## [PROBLEM TO WORK ON]
Exact repetition of the data is the whole task.

Start of SUPPLIED MATERIAL

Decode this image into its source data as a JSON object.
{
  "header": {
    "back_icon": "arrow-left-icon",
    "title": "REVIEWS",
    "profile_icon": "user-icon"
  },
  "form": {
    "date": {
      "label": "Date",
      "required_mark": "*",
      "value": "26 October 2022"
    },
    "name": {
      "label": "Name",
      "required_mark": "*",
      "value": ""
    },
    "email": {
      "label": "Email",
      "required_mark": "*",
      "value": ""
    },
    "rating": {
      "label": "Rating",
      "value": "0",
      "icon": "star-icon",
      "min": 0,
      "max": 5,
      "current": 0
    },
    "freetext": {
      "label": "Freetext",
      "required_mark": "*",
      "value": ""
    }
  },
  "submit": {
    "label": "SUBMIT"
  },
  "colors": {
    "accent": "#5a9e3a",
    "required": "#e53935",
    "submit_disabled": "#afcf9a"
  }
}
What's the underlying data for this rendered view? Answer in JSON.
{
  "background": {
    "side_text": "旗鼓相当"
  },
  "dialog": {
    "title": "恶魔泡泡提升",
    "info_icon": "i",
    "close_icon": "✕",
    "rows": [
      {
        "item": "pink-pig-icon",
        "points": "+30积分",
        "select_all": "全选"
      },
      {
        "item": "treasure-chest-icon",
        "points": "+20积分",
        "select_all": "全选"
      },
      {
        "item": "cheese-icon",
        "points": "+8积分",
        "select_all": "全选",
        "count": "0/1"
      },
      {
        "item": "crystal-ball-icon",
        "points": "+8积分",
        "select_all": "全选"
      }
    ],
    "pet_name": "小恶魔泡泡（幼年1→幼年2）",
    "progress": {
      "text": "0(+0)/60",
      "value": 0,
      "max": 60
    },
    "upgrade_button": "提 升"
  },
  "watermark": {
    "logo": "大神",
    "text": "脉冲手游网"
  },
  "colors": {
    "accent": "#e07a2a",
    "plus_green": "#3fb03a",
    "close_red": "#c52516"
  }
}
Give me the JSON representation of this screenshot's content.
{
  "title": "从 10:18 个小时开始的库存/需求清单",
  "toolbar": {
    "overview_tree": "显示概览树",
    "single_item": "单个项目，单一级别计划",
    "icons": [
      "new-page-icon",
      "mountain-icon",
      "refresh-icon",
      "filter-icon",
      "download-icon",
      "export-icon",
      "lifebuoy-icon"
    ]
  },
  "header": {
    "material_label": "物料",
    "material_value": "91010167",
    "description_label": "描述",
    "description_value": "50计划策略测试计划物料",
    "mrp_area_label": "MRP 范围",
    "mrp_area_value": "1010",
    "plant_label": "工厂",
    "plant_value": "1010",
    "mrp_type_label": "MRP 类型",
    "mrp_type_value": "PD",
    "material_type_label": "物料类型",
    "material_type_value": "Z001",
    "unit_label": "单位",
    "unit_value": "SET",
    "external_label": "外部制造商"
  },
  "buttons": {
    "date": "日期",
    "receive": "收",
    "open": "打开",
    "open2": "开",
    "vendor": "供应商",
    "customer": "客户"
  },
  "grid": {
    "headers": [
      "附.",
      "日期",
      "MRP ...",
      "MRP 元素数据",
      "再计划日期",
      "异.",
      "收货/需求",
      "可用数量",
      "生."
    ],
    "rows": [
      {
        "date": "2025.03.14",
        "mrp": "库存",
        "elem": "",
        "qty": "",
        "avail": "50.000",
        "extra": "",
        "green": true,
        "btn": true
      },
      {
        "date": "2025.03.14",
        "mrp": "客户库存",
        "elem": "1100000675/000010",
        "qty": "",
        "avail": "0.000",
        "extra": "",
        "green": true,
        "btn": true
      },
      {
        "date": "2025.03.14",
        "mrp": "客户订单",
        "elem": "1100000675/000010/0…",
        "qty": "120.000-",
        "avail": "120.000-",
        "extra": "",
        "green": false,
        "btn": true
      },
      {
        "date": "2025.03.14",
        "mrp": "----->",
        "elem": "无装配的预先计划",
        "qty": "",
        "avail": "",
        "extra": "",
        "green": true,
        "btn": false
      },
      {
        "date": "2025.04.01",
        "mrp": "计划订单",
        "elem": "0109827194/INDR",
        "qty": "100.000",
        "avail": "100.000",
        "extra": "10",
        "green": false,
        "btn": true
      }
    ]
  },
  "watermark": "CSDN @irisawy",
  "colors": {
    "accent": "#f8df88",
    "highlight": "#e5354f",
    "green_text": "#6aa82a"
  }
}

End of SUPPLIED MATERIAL

## [WRITTEN ANSWER]
Decode this image into its source data as a JSON object.
{
  "header": {
    "back_icon": "arrow-left-icon",
    "title": "REVIEWS",
    "profile_icon": "user-icon"
  },
  "form": {
    "date": {
      "label": "Date",
      "required_mark": "*",
      "value": "26 October 2022"
    },
    "name": {
      "label": "Name",
      "required_mark": "*",
      "value": ""
    },
    "email": {
      "label": "Email",
      "required_mark": "*",
      "value": ""
    },
    "rating": {
      "label": "Rating",
      "value": "0",
      "icon": "star-icon",
      "min": 0,
      "max": 5,
      "current": 0
    },
    "freetext": {
      "label": "Freetext",
      "required_mark": "*",
      "value": ""
    }
  },
  "submit": {
    "label": "SUBMIT"
  },
  "colors": {
    "accent": "#5a9e3a",
    "required": "#e53935",
    "submit_disabled": "#afcf9a"
  }
}
What's the underlying data for this rendered view? Answer in JSON.
{
  "background": {
    "side_text": "旗鼓相当"
  },
  "dialog": {
    "title": "恶魔泡泡提升",
    "info_icon": "i",
    "close_icon": "✕",
    "rows": [
      {
        "item": "pink-pig-icon",
        "points": "+30积分",
        "select_all": "全选"
      },
      {
        "item": "treasure-chest-icon",
        "points": "+20积分",
        "select_all": "全选"
      },
      {
        "item": "cheese-icon",
        "points": "+8积分",
        "select_all": "全选",
        "count": "0/1"
      },
      {
        "item": "crystal-ball-icon",
        "points": "+8积分",
        "select_all": "全选"
      }
    ],
    "pet_name": "小恶魔泡泡（幼年1→幼年2）",
    "progress": {
      "text": "0(+0)/60",
      "value": 0,
      "max": 60
    },
    "upgrade_button": "提 升"
  },
  "watermark": {
    "logo": "大神",
    "text": "脉冲手游网"
  },
  "colors": {
    "accent": "#e07a2a",
    "plus_green": "#3fb03a",
    "close_red": "#c52516"
  }
}
Give me the JSON representation of this screenshot's content.
{
  "title": "从 10:18 个小时开始的库存/需求清单",
  "toolbar": {
    "overview_tree": "显示概览树",
    "single_item": "单个项目，单一级别计划",
    "icons": [
      "new-page-icon",
      "mountain-icon",
      "refresh-icon",
      "filter-icon",
      "download-icon",
      "export-icon",
      "lifebuoy-icon"
    ]
  },
  "header": {
    "material_label": "物料",
    "material_value": "91010167",
    "description_label": "描述",
    "description_value": "50计划策略测试计划物料",
    "mrp_area_label": "MRP 范围",
    "mrp_area_value": "1010",
    "plant_label": "工厂",
    "plant_value": "1010",
    "mrp_type_label": "MRP 类型",
    "mrp_type_value": "PD",
    "material_type_label": "物料类型",
    "material_type_value": "Z001",
    "unit_label": "单位",
    "unit_value": "SET",
    "external_label": "外部制造商"
  },
  "buttons": {
    "date": "日期",
    "receive": "收",
    "open": "打开",
    "open2": "开",
    "vendor": "供应商",
    "customer": "客户"
  },
  "grid": {
    "headers": [
      "附.",
      "日期",
      "MRP ...",
      "MRP 元素数据",
      "再计划日期",
      "异.",
      "收货/需求",
      "可用数量",
      "生."
    ],
    "rows": [
      {
        "date": "2025.03.14",
        "mrp": "库存",
        "elem": "",
        "qty": "",
        "avail": "50.000",
        "extra": "",
        "green": true,
        "btn": true
      },
      {
        "date": "2025.03.14",
        "mrp": "客户库存",
        "elem": "1100000675/000010",
        "qty": "",
        "avail": "0.000",
        "extra": "",
        "green": true,
        "btn": true
      },
      {
        "date": "2025.03.14",
        "mrp": "客户订单",
        "elem": "1100000675/000010/0…",
        "qty": "120.000-",
        "avail": "120.000-",
        "extra": "",
        "green": false,
        "btn": true
      },
      {
        "date": "2025.03.14",
        "mrp": "----->",
        "elem": "无装配的预先计划",
        "qty": "",
        "avail": "",
        "extra": "",
        "green": true,
        "btn": false
      },
      {
        "date": "2025.04.01",
        "mrp": "计划订单",
        "elem": "0109827194/INDR",
        "qty": "100.000",
        "avail": "100.000",
        "extra": "10",
        "green": false,
        "btn": true
      }
    ]
  },
  "watermark": "CSDN @irisawy",
  "colors": {
    "accent": "#f8df88",
    "highlight": "#e5354f",
    "green_text": "#6aa82a"
  }
}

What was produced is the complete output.